## WORK TO COMPLETE
The records that follow need to be printed exactly. Leave out each image.

## LISTED ENTRIES
———
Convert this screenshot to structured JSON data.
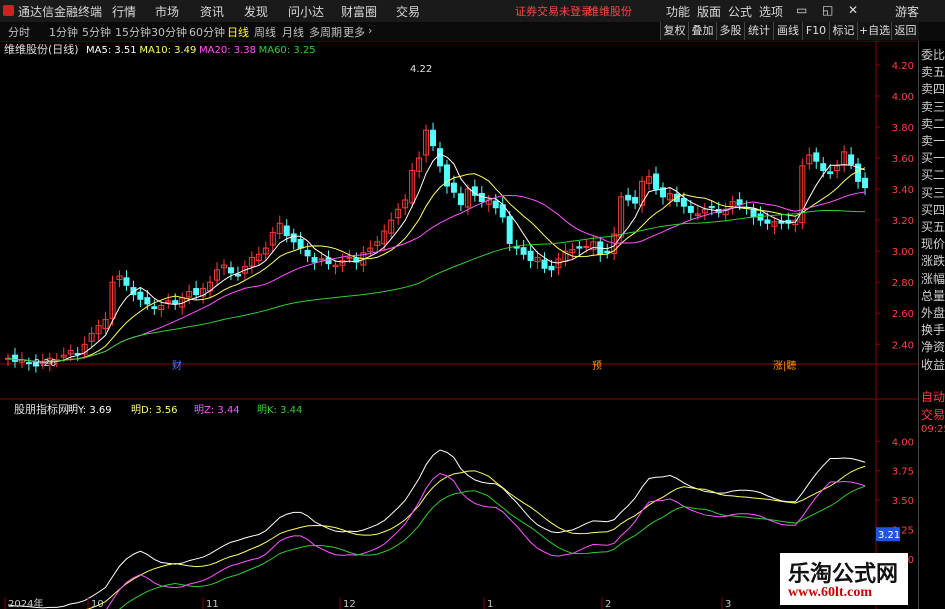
{
  "app": {
    "title": "通达信金融终端",
    "menus": [
      "行情",
      "市场",
      "资讯",
      "发现",
      "问小达",
      "财富圈",
      "交易"
    ],
    "notice": "证券交易未登录",
    "stock_name": "维维股份",
    "right_menus": [
      "功能",
      "版面",
      "公式",
      "选项"
    ],
    "user": "游客"
  },
  "toolbar": {
    "periods": [
      "分时",
      "1分钟",
      "5分钟",
      "15分钟",
      "30分钟",
      "60分钟",
      "日线",
      "周线",
      "月线",
      "多周期",
      "更多"
    ],
    "active": "日线",
    "right_buttons": [
      "复权",
      "叠加",
      "多股",
      "统计",
      "画线",
      "F10",
      "标记",
      "+自选",
      "返回"
    ]
  },
  "sidebar": {
    "items": [
      "委比",
      "卖五",
      "卖四",
      "卖三",
      "卖二",
      "卖一",
      "买一",
      "买二",
      "买三",
      "买四",
      "买五",
      "现价",
      "涨跌",
      "涨幅",
      "总量",
      "外盘",
      "换手",
      "净资",
      "收益",
      "自动",
      "交易",
      "09:25"
    ]
  },
  "markers": [
    "财",
    "预",
    "涨|聽"
  ],
  "watermark": {
    "line1": "乐淘公式网",
    "line2": "www.60lt.com"
  },
  "colors": {
    "up": "#ff3b3b",
    "down": "#54ffff",
    "ma5": "#ffffff",
    "ma10": "#ffff66",
    "ma20": "#ff55ff",
    "ma60": "#33cc33",
    "accent": "#ff3b3b"
  },
  "chart_data": [
    {
      "type": "candlestick",
      "title": "维维股份(日线)",
      "legend": [
        {
          "name": "MA5",
          "value": "3.51"
        },
        {
          "name": "MA10",
          "value": "3.49"
        },
        {
          "name": "MA20",
          "value": "3.38"
        },
        {
          "name": "MA60",
          "value": "3.25"
        }
      ],
      "y_ticks": [
        4.2,
        4.0,
        3.8,
        3.6,
        3.4,
        3.2,
        3.0,
        2.8,
        2.6,
        2.4
      ],
      "ylim": [
        2.26,
        4.29
      ],
      "annotations": [
        {
          "text": "4.22",
          "value": 4.22
        },
        {
          "text": "2.26",
          "value": 2.26
        }
      ],
      "x_labels": [
        "2024年",
        "10",
        "11",
        "12",
        "1",
        "2",
        "3"
      ],
      "close": [
        2.31,
        2.29,
        2.3,
        2.28,
        2.26,
        2.29,
        2.31,
        2.3,
        2.33,
        2.36,
        2.34,
        2.4,
        2.47,
        2.52,
        2.56,
        2.8,
        2.84,
        2.78,
        2.72,
        2.69,
        2.66,
        2.63,
        2.65,
        2.68,
        2.66,
        2.7,
        2.74,
        2.72,
        2.76,
        2.8,
        2.88,
        2.91,
        2.86,
        2.84,
        2.9,
        2.96,
        2.98,
        3.02,
        3.12,
        3.18,
        3.1,
        3.06,
        3.02,
        2.97,
        2.93,
        2.95,
        2.92,
        2.91,
        2.94,
        2.96,
        2.93,
        2.99,
        3.02,
        3.06,
        3.13,
        3.2,
        3.27,
        3.33,
        3.52,
        3.6,
        3.78,
        3.68,
        3.55,
        3.42,
        3.38,
        3.3,
        3.4,
        3.36,
        3.32,
        3.33,
        3.28,
        3.22,
        3.05,
        3.02,
        2.98,
        2.94,
        2.96,
        2.89,
        2.88,
        2.95,
        3.0,
        3.01,
        3.02,
        3.03,
        3.06,
        2.98,
        2.99,
        3.11,
        3.35,
        3.33,
        3.31,
        3.45,
        3.48,
        3.4,
        3.35,
        3.37,
        3.32,
        3.29,
        3.25,
        3.24,
        3.27,
        3.28,
        3.25,
        3.27,
        3.32,
        3.3,
        3.28,
        3.22,
        3.2,
        3.18,
        3.19,
        3.18,
        3.18,
        3.2,
        3.55,
        3.62,
        3.58,
        3.52,
        3.5,
        3.55,
        3.64,
        3.56,
        3.45,
        3.41
      ]
    },
    {
      "type": "line",
      "title": "股朋指标网",
      "legend": [
        {
          "name": "明Y",
          "value": "3.69"
        },
        {
          "name": "明D",
          "value": "3.56"
        },
        {
          "name": "明Z",
          "value": "3.44"
        },
        {
          "name": "明K",
          "value": "3.44"
        }
      ],
      "y_ticks": [
        4.0,
        3.75,
        3.5,
        3.25,
        3.0
      ],
      "ylim": [
        2.6,
        4.3
      ],
      "current_value": "3.21"
    }
  ]
}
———
## ANSWER AREA
Convert this screenshot to structured JSON data.
{
  "app": {
    "title": "通达信金融终端",
    "menus": [
      "行情",
      "市场",
      "资讯",
      "发现",
      "问小达",
      "财富圈",
      "交易"
    ],
    "notice": "证券交易未登录",
    "stock_name": "维维股份",
    "right_menus": [
      "功能",
      "版面",
      "公式",
      "选项"
    ],
    "user": "游客"
  },
  "toolbar": {
    "periods": [
      "分时",
      "1分钟",
      "5分钟",
      "15分钟",
      "30分钟",
      "60分钟",
      "日线",
      "周线",
      "月线",
      "多周期",
      "更多"
    ],
    "active": "日线",
    "right_buttons": [
      "复权",
      "叠加",
      "多股",
      "统计",
      "画线",
      "F10",
      "标记",
      "+自选",
      "返回"
    ]
  },
  "sidebar": {
    "items": [
      "委比",
      "卖五",
      "卖四",
      "卖三",
      "卖二",
      "卖一",
      "买一",
      "买二",
      "买三",
      "买四",
      "买五",
      "现价",
      "涨跌",
      "涨幅",
      "总量",
      "外盘",
      "换手",
      "净资",
      "收益",
      "自动",
      "交易",
      "09:25"
    ]
  },
  "markers": [
    "财",
    "预",
    "涨|聽"
  ],
  "watermark": {
    "line1": "乐淘公式网",
    "line2": "www.60lt.com"
  },
  "colors": {
    "up": "#ff3b3b",
    "down": "#54ffff",
    "ma5": "#ffffff",
    "ma10": "#ffff66",
    "ma20": "#ff55ff",
    "ma60": "#33cc33",
    "accent": "#ff3b3b"
  },
  "chart_data": [
    {
      "type": "candlestick",
      "title": "维维股份(日线)",
      "legend": [
        {
          "name": "MA5",
          "value": "3.51"
        },
        {
          "name": "MA10",
          "value": "3.49"
        },
        {
          "name": "MA20",
          "value": "3.38"
        },
        {
          "name": "MA60",
          "value": "3.25"
        }
      ],
      "y_ticks": [
        4.2,
        4.0,
        3.8,
        3.6,
        3.4,
        3.2,
        3.0,
        2.8,
        2.6,
        2.4
      ],
      "ylim": [
        2.26,
        4.29
      ],
      "annotations": [
        {
          "text": "4.22",
          "value": 4.22
        },
        {
          "text": "2.26",
          "value": 2.26
        }
      ],
      "x_labels": [
        "2024年",
        "10",
        "11",
        "12",
        "1",
        "2",
        "3"
      ],
      "close": [
        2.31,
        2.29,
        2.3,
        2.28,
        2.26,
        2.29,
        2.31,
        2.3,
        2.33,
        2.36,
        2.34,
        2.4,
        2.47,
        2.52,
        2.56,
        2.8,
        2.84,
        2.78,
        2.72,
        2.69,
        2.66,
        2.63,
        2.65,
        2.68,
        2.66,
        2.7,
        2.74,
        2.72,
        2.76,
        2.8,
        2.88,
        2.91,
        2.86,
        2.84,
        2.9,
        2.96,
        2.98,
        3.02,
        3.12,
        3.18,
        3.1,
        3.06,
        3.02,
        2.97,
        2.93,
        2.95,
        2.92,
        2.91,
        2.94,
        2.96,
        2.93,
        2.99,
        3.02,
        3.06,
        3.13,
        3.2,
        3.27,
        3.33,
        3.52,
        3.6,
        3.78,
        3.68,
        3.55,
        3.42,
        3.38,
        3.3,
        3.4,
        3.36,
        3.32,
        3.33,
        3.28,
        3.22,
        3.05,
        3.02,
        2.98,
        2.94,
        2.96,
        2.89,
        2.88,
        2.95,
        3.0,
        3.01,
        3.02,
        3.03,
        3.06,
        2.98,
        2.99,
        3.11,
        3.35,
        3.33,
        3.31,
        3.45,
        3.48,
        3.4,
        3.35,
        3.37,
        3.32,
        3.29,
        3.25,
        3.24,
        3.27,
        3.28,
        3.25,
        3.27,
        3.32,
        3.3,
        3.28,
        3.22,
        3.2,
        3.18,
        3.19,
        3.18,
        3.18,
        3.2,
        3.55,
        3.62,
        3.58,
        3.52,
        3.5,
        3.55,
        3.64,
        3.56,
        3.45,
        3.41
      ]
    },
    {
      "type": "line",
      "title": "股朋指标网",
      "legend": [
        {
          "name": "明Y",
          "value": "3.69"
        },
        {
          "name": "明D",
          "value": "3.56"
        },
        {
          "name": "明Z",
          "value": "3.44"
        },
        {
          "name": "明K",
          "value": "3.44"
        }
      ],
      "y_ticks": [
        4.0,
        3.75,
        3.5,
        3.25,
        3.0
      ],
      "ylim": [
        2.6,
        4.3
      ],
      "current_value": "3.21"
    }
  ]
}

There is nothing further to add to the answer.